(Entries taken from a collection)
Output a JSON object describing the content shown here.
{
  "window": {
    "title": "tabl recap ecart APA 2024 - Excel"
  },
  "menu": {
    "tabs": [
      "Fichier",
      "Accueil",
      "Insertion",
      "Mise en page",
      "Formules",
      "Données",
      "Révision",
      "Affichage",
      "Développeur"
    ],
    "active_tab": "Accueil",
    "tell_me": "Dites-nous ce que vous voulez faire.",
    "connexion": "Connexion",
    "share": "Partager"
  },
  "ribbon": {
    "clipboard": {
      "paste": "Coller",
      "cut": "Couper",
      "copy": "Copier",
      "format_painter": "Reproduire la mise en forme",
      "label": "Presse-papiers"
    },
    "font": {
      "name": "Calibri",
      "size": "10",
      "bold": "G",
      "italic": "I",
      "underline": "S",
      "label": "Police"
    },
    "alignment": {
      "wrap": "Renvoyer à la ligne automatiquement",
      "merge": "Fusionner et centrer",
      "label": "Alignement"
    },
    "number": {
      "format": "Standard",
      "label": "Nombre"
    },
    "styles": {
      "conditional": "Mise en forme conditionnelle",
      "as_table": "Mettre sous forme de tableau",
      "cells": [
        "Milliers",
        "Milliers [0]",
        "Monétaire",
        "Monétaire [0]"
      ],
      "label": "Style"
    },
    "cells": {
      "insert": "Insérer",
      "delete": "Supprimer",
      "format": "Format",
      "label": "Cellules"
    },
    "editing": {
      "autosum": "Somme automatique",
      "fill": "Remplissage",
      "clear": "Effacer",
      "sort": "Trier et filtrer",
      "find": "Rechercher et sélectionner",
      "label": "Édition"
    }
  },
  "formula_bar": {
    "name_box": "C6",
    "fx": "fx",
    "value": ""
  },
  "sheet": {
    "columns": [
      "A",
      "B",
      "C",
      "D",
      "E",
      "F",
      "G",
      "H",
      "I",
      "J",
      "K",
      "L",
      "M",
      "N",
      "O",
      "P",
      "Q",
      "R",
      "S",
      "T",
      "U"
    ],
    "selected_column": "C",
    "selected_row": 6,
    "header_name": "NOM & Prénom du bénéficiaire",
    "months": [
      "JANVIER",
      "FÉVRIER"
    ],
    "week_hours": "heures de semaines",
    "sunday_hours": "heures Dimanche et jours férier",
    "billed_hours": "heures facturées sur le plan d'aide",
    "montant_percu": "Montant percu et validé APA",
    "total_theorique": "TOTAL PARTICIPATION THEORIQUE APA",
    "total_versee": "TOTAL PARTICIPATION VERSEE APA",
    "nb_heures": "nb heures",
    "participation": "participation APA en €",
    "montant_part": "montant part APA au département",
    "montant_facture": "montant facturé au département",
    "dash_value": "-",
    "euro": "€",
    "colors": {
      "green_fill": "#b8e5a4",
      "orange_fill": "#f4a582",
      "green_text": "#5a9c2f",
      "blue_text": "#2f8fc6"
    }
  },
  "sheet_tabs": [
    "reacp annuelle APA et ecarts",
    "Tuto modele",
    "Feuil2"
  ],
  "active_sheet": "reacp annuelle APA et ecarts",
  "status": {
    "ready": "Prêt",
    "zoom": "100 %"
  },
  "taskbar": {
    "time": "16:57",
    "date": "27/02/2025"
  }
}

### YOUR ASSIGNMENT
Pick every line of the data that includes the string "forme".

### OUTPUT OF THE EXERCISE
      "format_painter": "Reproduire la mise en forme",
      "conditional": "Mise en forme conditionnelle",
      "as_table": "Mettre sous forme de tableau",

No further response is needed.